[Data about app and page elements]
++++++

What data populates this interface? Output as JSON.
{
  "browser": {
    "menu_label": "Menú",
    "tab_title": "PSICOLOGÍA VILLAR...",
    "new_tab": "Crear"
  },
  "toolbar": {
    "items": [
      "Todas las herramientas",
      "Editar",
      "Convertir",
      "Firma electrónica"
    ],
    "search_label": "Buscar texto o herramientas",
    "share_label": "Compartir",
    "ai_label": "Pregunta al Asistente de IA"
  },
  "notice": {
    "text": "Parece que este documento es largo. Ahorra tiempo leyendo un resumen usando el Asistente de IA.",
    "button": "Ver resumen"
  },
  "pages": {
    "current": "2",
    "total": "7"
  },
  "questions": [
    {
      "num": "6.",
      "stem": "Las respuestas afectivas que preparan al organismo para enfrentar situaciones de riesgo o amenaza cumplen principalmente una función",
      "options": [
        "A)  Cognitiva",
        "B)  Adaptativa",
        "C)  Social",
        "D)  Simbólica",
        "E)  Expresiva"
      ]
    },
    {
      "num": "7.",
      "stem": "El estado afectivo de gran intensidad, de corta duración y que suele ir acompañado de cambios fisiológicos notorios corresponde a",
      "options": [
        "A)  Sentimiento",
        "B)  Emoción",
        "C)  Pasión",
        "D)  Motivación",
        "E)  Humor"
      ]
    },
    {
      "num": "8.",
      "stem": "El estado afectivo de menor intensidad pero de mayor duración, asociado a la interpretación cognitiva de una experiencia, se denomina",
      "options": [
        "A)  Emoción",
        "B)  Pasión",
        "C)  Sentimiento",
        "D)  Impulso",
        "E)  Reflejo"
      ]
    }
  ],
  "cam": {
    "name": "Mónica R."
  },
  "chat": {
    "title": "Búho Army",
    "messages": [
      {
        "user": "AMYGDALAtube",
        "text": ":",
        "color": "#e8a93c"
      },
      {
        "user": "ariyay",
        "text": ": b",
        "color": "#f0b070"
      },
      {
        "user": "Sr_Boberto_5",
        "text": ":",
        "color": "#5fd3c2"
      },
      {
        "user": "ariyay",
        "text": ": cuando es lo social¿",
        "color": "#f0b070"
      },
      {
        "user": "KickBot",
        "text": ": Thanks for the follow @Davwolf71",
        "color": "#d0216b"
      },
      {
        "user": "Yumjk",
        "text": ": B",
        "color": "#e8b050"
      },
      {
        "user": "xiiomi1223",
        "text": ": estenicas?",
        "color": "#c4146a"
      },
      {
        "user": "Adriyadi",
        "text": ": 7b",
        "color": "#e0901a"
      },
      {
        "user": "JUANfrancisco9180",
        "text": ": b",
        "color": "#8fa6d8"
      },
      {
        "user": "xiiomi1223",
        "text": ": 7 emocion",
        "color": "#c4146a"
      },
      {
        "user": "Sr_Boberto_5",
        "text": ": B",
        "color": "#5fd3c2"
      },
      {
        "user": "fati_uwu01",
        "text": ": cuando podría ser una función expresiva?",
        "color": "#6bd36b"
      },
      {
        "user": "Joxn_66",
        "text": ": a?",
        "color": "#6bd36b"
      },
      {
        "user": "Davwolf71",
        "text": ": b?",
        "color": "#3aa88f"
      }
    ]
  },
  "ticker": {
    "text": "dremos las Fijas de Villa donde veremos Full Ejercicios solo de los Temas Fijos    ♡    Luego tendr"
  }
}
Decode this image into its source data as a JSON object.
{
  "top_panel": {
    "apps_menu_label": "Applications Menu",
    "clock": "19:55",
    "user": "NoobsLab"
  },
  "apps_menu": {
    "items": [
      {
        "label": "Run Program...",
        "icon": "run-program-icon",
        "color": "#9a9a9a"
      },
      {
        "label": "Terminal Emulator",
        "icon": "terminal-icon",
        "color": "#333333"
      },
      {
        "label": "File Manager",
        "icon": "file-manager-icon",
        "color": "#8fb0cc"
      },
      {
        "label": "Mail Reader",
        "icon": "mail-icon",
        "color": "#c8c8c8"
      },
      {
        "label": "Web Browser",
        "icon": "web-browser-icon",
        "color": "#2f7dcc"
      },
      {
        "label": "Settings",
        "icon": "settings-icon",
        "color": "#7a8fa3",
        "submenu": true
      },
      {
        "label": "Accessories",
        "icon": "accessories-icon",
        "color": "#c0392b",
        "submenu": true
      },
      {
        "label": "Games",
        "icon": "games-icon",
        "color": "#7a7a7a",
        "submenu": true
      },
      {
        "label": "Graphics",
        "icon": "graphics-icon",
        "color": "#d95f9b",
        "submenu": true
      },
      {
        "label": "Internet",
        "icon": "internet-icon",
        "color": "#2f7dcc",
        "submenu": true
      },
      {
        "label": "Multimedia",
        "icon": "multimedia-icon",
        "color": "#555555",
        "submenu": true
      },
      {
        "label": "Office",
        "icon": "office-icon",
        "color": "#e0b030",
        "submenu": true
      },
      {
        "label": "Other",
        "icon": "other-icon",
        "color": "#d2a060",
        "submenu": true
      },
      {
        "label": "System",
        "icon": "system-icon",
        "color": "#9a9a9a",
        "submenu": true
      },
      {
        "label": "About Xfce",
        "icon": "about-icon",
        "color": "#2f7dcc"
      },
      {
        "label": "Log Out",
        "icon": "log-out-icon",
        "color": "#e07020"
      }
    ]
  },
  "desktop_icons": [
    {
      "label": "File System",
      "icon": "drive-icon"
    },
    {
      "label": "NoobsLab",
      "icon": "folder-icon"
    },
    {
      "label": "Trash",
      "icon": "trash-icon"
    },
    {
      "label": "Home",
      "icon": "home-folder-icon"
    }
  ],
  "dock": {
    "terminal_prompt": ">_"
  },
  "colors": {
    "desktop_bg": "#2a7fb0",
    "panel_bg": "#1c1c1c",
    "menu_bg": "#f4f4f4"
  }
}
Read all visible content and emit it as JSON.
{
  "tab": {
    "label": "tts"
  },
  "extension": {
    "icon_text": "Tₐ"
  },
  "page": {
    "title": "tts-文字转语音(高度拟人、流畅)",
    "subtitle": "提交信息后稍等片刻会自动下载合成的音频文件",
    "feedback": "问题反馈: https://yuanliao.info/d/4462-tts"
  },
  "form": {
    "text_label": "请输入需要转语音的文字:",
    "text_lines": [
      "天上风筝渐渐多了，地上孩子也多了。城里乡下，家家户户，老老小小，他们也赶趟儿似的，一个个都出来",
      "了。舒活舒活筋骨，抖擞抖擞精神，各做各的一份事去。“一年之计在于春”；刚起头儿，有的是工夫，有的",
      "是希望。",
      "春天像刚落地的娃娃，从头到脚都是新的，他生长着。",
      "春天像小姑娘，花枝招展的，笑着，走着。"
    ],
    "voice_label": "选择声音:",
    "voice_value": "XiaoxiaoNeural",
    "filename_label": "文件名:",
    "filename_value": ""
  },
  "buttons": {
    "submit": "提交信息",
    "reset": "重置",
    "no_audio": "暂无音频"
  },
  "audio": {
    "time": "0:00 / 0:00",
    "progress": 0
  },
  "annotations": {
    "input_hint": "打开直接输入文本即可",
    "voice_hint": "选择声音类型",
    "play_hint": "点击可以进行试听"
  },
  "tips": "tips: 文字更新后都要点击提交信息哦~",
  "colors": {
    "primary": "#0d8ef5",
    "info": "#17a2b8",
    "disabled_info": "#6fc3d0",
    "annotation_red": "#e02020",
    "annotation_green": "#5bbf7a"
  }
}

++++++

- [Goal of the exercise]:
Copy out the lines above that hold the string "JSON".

- [Output for this task]:
What data populates this interface? Output as JSON.
Decode this image into its source data as a JSON object.
Read all visible content and emit it as JSON.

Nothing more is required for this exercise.